Bit Number One: Skimming through John Lawhorne’s front page feature this morning about the effect development has on bird watching (news flash: development is not good for birds), Old Word Wolf happened on his unattributed assertion, “The good news for birders is that, for the time being, Southwest Florida still can be considered one of the premier birding areas in the country, if not the world.”
A Google search of “premier birding areas” turns up Sierra Vista and Tuscon, Ariz., Pea Island National Wildlife Refuge in North Carolina, the Rio Grande Valley; Blaine, Birch Bay and Semiahmoo, Wash., Cheraw Reservoir in Colorado, a dozen places in Montana, Lodi Lake, San Francisco Bay and Santa Cruz, Calif., several spots in Wisconsin, Acadia National Park, Maine, Merritt Island, Fla., Cape May, N.J., Lake Alice, N.Y. – you get the idea.
“Premier birding area” is an empty, overused phrase that a naive reporter has culled from his reading.

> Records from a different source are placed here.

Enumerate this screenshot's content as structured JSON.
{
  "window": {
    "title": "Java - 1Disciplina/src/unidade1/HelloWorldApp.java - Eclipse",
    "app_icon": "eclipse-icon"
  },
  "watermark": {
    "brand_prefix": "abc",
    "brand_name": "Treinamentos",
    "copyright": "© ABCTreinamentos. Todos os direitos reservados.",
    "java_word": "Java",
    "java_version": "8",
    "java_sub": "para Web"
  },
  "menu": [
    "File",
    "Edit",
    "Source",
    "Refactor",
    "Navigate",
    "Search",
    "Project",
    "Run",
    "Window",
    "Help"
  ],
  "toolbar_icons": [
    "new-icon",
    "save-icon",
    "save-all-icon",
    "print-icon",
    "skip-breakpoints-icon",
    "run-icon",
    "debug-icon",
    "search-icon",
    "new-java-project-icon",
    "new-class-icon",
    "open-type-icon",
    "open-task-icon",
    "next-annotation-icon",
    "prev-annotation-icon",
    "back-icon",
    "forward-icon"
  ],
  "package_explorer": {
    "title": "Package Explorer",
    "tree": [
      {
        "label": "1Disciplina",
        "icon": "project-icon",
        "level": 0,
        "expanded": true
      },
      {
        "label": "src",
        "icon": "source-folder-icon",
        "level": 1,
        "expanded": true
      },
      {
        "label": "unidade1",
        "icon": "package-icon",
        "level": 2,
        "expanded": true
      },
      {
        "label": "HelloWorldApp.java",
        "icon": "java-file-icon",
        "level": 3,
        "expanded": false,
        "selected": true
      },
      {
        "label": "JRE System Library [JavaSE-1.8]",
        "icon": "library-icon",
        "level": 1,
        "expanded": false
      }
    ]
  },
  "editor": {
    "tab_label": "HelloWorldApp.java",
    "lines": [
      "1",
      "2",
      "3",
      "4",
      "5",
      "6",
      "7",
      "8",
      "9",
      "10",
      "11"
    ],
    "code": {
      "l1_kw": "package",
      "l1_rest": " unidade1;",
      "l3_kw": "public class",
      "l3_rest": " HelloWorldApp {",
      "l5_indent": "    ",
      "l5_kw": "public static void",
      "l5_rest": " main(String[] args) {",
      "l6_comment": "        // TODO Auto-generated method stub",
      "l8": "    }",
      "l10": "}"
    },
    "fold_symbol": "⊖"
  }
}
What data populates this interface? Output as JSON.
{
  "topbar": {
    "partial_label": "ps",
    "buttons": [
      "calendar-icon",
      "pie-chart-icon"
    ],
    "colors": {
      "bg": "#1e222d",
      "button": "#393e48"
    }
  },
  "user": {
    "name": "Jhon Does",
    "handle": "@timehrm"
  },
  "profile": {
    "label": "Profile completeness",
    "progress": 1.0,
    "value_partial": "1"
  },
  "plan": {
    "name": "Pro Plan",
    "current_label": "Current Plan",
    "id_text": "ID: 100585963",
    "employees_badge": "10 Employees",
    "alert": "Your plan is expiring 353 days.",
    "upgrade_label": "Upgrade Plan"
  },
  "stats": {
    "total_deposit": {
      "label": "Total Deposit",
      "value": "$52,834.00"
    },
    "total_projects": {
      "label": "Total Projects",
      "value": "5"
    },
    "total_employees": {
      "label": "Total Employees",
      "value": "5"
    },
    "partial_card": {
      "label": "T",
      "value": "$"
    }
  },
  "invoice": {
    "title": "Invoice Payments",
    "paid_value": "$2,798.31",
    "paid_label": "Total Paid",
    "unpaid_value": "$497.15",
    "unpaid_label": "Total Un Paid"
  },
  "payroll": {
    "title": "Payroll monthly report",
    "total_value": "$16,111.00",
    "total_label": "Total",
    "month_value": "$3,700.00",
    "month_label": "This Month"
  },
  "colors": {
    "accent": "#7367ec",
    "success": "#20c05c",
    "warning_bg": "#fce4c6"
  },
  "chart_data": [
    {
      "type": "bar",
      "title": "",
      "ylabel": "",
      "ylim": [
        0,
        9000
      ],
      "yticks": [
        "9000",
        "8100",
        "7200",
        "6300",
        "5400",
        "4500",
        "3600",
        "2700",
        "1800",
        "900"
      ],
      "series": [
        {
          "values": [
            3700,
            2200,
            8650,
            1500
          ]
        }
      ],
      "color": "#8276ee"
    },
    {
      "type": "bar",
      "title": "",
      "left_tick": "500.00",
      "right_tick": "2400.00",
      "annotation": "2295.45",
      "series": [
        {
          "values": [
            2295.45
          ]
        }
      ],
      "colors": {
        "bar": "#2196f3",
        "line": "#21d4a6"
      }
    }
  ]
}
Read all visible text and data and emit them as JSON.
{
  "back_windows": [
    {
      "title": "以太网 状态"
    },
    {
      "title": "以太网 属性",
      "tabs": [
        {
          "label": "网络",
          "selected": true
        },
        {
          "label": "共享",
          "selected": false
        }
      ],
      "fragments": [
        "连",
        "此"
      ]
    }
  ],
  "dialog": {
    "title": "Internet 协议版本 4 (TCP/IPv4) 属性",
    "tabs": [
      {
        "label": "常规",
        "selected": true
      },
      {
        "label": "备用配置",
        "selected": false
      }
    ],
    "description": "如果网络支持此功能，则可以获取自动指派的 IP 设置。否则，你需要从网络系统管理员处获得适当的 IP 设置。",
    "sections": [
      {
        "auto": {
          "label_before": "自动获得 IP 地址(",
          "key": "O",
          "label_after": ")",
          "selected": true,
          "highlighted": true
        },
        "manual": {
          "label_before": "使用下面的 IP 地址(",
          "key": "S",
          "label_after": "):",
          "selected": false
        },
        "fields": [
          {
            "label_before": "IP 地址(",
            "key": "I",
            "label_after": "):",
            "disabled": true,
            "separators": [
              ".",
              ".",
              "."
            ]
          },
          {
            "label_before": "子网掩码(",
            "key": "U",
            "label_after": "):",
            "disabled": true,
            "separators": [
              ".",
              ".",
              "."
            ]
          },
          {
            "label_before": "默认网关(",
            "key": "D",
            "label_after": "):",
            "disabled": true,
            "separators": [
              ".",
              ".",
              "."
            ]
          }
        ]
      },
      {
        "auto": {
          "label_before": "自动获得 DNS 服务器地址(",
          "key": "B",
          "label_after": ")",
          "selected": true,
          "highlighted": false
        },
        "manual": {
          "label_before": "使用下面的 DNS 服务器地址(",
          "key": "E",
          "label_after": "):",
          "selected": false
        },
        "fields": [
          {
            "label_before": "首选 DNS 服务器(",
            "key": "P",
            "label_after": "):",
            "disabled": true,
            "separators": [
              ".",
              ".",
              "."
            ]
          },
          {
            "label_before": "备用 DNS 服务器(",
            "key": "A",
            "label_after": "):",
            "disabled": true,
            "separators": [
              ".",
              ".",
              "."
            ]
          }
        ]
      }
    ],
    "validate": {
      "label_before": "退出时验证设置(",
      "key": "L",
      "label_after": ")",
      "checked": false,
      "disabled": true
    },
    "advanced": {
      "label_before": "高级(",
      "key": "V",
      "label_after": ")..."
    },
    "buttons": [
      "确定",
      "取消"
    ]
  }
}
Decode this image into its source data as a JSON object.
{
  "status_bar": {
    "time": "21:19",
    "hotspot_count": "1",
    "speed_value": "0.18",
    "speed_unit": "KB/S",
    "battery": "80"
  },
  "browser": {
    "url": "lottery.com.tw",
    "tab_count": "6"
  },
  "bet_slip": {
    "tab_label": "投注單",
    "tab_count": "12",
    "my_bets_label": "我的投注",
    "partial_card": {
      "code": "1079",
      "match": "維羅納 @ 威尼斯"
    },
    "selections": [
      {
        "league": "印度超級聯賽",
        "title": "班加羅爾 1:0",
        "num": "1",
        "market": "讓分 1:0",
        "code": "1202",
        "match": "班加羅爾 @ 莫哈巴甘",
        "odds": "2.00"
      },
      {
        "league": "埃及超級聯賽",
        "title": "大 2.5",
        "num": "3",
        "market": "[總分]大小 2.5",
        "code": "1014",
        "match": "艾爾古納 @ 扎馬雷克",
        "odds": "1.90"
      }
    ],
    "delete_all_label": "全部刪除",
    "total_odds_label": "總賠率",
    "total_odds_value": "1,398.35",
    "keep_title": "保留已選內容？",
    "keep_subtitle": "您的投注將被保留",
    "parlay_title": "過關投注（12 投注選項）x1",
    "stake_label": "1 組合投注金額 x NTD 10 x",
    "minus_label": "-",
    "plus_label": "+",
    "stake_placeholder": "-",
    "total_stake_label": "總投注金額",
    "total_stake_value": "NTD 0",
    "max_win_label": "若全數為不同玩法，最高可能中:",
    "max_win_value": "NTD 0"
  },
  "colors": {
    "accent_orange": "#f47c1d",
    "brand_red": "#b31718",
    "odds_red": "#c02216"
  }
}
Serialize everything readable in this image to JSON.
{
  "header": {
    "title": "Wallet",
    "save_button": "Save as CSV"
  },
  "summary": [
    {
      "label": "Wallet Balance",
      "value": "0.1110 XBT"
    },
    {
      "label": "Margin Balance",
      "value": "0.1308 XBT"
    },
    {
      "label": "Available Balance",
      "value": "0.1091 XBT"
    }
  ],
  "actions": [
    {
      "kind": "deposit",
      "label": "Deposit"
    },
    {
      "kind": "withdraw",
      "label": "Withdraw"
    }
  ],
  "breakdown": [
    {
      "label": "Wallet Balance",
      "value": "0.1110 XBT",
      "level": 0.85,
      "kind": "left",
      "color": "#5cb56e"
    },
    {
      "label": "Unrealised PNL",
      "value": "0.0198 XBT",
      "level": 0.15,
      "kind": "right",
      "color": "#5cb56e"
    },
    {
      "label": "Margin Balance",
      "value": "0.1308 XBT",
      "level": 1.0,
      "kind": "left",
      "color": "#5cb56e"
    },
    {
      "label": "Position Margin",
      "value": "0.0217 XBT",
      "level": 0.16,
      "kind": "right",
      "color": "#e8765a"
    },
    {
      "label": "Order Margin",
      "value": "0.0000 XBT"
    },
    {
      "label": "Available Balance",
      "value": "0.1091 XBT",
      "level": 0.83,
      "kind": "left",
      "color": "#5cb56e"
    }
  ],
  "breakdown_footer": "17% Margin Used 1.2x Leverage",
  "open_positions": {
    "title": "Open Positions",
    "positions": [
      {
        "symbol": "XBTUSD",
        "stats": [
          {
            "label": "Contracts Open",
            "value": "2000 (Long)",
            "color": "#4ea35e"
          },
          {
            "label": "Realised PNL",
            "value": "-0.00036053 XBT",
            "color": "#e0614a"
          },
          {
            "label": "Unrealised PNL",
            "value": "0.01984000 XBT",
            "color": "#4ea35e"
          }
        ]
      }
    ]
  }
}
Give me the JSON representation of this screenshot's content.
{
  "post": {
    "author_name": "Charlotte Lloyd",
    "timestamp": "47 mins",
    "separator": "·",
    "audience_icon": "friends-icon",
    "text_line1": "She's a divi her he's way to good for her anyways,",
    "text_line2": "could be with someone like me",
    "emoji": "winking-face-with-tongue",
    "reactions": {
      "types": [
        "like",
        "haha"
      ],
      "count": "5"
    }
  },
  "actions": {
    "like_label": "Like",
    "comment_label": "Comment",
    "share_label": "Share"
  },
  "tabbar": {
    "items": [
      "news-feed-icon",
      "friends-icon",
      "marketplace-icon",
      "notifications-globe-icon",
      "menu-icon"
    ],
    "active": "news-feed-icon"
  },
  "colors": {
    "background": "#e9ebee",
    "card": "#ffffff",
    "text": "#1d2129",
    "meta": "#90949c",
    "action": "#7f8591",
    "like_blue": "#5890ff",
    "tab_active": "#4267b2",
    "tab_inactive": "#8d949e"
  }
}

He thought it sounded nice and decided to share.
And, before we get to that serious headline, there's one more giggle:
Near the close, Lawhorne innocently reports, “Birding requires a minimum of affordable equipment to get started. All you need is a pair of binoculars and a field guide to the local bird fauna and you are ready to head for the outdoors.” Ahem. Lawhorne's birder is ready for the “naturist camp” they’re trying to build in DeSoto County.
But there's much more that is deeply troubling about this story. Lawhorne was recently caught using Wikipedia as an unattributed source (the practice is called plagiarism everywhere except the Charlotte Sun) for a rock band story, of all things. So OWW decided to check the data he used to report the size and scope of the bird watching industry: Lawhorne: “The FWS noted that Americans spend an estimated $18.1 billion a year to watch wildlife.”
A key-word search produced this archived news release from the U.S. Department of the Interior dated May 12, 1995: Bird Migration Thrills Millions, Boosts Economy, but Loss of Habitat Threatens Popular Species and a Rapidly Growing Industry. Along about the second page, this paragraph appears:
“In a study released by the Service, “The Economic Contribution of Bird and Waterfowl Recreation in the United States during 1991,” indicates that, of the estimated $18.1 billion Americans spend annually to watch wildlife, $5.2 billion is spent on bird watching, using the most conservative economic assumptions. That figure could run as high an $9 billion, according to the report’s author, Rob Southwick of Southwick Associates. Using conservative assumptions, the number of jobs supported by bird watching is 200,000, according to the study.”Without telling, Lawhorne feeds readers a 13-year-old press release whose information is based on a study published four years prior to that. And, he misrepresents the information. Here’s how he does it.
Lawhorne: “About 200,000 jobs nationally are supported by birdwatching. The FWS noted that Americans spend an estimated $18.1 billion a year to watch wildlife.”
Any editor worth his paycheck would notice that “wildlife” is not restricted to birds. Lawhorne’s own source attributes less than a third of that amount (about $5.2 billion)to bird watching. But Lawhorne doesn’t tell readers this, and neither does he tell readers that the job data is 17 years old.
The government press release goes on to report, “All indications are the bird-watching and -feeding hobby is growing fast. The number of specialty stores selling wild birdseed, feeders, and equipment has exploded in recent years ...”
And Lawhorne dutifully copies: “According to the U.S. Fish and Wildlife Service, all indications are that the bird watching and feeding hobby is growing fast. The number of specialty stores selling wild birdseed, feeders and equipment has grown dramatically in recent years.”
Lawhorne, the copyist, is unable to supply what any wide-awake editor would ask for: What numbers constitute dramatic growth? He can’t because his 1995 press release about the 1991 data doesn’t say.
In addition, Lawhorne is unable to report what the 2008 economic downturn, which has shuttered thousands of small specialty shops, has done to his claim of dramatic growth in recent years – that is, almost 20 years ago. For example, Wild Bird Center Inc., a retail-store franchise operation that targets the bird watching and feeding hobbyist, has declined from “more than 100” retail outlets five years ago to about 80 today, according to OWW's historical review of the firm's press releases.
Why is OWW picking on John Lawhorne? For one thing, she likes her news reporters to be accurate, fair, and honest. Today’s big-play feature and its author are none of these. Lawhorne is thumbing his nose at his readers, his editors, his publisher, and the profession of journalism.